One of his first slides was "What's next?" then "4 Things I Hope Are Coming Next. (because we really need them)." 1. dealing with change 2. productive engagement 3. getting mutual respect 4. sharing our successes.
I loved this quote - "E-mail is for old people."
He pointed out that if IT power doubles every year, by 2036, technology will be over a billion times more powerful than today. Needs to be a shift from pre-21st Century approach of solving problems with tools we have > o inventing new tools to solve problems. Changes in literacy - the new literacy for the 21st C is programming. We live in a world of constnat change and education isn't reflecting that rate of change.
His key stat - 50% of the world is under 25, our customers are the "digital natives" where neurobiology is telling us that technology is changing the way that the "natives" think - (a) moving faster (b) randm access (c) multitasking (d) graphics first before text (e) connected (f) rich e-life (g) pull, not push (they have to want to do it). We (educators over 25) are the "digital immigrants". Motivation + passion = engagement and that feels like play, not work.

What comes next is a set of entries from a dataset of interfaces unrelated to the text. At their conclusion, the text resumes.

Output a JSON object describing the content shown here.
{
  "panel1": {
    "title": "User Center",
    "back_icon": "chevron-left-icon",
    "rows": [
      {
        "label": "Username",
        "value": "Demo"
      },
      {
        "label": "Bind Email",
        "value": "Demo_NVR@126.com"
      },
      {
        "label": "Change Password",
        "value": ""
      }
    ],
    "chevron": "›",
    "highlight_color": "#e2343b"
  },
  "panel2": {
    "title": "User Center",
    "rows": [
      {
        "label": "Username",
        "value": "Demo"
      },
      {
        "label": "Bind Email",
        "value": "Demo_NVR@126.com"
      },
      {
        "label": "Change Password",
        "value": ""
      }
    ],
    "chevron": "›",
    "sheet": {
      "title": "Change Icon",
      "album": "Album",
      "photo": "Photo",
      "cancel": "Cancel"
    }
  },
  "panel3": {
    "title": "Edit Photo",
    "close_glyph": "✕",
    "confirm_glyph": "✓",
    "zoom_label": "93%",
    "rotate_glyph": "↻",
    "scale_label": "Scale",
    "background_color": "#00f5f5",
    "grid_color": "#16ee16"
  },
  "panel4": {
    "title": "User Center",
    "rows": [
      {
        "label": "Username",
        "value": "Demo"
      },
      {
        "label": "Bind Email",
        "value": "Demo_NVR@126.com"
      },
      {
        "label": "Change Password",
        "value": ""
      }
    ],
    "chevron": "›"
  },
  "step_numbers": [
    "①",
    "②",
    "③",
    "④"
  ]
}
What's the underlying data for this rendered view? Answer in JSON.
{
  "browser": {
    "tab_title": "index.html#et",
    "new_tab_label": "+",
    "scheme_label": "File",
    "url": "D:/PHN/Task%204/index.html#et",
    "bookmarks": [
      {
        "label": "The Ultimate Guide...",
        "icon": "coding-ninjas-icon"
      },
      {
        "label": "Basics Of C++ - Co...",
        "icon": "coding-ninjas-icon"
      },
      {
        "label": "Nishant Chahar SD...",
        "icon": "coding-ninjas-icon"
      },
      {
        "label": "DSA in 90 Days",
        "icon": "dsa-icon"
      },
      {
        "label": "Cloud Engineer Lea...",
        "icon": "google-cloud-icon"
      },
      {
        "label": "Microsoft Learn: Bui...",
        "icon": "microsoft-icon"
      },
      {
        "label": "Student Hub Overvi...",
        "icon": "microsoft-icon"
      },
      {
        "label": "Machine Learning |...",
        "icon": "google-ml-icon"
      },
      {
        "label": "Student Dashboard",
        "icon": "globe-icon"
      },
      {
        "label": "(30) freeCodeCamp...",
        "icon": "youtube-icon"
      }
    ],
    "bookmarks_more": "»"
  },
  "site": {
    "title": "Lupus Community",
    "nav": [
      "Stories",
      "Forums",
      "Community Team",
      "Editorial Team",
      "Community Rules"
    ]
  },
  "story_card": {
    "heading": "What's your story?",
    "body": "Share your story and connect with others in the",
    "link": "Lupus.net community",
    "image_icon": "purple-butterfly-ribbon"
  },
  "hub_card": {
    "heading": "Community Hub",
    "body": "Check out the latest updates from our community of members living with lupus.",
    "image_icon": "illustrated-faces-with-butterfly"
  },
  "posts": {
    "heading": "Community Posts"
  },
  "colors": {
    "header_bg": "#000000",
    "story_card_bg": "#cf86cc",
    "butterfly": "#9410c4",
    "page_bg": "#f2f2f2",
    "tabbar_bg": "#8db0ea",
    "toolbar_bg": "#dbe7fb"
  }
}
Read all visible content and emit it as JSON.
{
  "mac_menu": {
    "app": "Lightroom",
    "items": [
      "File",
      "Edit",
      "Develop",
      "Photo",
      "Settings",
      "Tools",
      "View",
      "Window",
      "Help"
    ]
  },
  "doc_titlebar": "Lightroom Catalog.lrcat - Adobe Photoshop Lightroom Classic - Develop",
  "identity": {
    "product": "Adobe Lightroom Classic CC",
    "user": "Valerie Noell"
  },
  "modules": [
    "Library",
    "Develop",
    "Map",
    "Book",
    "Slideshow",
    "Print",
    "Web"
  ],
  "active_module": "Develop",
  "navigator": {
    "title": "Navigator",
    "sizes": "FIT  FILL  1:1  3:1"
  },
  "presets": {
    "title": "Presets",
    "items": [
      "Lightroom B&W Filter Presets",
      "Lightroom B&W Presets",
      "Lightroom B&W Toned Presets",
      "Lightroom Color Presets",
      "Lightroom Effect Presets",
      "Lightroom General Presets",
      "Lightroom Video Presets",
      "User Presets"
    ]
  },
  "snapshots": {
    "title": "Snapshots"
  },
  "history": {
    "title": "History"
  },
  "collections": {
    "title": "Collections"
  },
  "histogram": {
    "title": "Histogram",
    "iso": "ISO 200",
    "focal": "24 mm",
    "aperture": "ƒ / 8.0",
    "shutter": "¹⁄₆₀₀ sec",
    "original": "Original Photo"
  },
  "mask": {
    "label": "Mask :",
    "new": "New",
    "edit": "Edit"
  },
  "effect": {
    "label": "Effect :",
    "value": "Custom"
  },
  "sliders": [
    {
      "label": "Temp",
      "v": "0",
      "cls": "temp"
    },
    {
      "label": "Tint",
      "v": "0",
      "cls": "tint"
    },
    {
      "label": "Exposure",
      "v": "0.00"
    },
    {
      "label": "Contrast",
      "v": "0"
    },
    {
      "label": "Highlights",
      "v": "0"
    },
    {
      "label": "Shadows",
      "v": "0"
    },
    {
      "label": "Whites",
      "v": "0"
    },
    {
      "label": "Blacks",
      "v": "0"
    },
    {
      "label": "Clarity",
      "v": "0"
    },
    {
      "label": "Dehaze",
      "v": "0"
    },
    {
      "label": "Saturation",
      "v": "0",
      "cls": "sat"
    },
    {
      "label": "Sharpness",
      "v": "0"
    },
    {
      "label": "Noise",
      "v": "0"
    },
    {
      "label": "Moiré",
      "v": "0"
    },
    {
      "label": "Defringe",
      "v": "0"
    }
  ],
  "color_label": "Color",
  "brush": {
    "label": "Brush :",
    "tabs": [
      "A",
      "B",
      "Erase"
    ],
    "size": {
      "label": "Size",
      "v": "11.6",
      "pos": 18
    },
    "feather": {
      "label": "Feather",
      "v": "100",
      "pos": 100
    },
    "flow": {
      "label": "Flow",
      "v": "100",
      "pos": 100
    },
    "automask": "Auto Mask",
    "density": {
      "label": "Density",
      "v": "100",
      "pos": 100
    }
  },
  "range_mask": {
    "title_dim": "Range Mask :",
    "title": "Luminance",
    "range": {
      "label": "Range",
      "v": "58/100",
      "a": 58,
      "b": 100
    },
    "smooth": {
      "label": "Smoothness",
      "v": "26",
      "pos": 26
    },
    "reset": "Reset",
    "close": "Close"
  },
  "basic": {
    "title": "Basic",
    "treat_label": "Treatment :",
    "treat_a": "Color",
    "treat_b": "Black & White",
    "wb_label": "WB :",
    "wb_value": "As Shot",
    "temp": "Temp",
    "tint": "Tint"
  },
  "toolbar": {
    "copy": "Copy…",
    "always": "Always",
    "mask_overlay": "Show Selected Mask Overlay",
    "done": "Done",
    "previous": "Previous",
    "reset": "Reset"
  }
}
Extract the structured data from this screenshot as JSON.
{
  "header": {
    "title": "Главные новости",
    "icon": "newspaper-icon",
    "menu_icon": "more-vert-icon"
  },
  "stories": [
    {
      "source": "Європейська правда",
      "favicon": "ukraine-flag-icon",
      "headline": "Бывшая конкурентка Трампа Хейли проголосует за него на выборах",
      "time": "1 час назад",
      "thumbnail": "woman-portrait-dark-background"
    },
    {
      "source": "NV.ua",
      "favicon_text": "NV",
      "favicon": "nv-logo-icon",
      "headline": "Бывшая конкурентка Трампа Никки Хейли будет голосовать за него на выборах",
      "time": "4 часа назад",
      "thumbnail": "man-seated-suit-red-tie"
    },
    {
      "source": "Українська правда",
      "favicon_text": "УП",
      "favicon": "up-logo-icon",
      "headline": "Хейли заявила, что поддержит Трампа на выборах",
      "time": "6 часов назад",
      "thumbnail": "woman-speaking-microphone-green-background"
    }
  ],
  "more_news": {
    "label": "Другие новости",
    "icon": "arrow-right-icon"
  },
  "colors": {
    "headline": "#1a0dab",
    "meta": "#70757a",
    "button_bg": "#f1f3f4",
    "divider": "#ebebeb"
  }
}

Engagement is more important than the content (or the technology).
Marc talked about the concept of "Engage Me or Enrage Me" and how we as teachers have to get to know our students as Individuals and show empathy to remain relevant. He saw it as important that teachers DON'T WASTE TIME learning to ue new tools (kids can do that) but that we learn about TECHNOLOGIES and teach about them. He used Wikipedia as an example. He also pointed out he believed that 1:1 laptops were the way to go to achieve full engagement in learning with technology.
I'll post more of my notes over the weekend.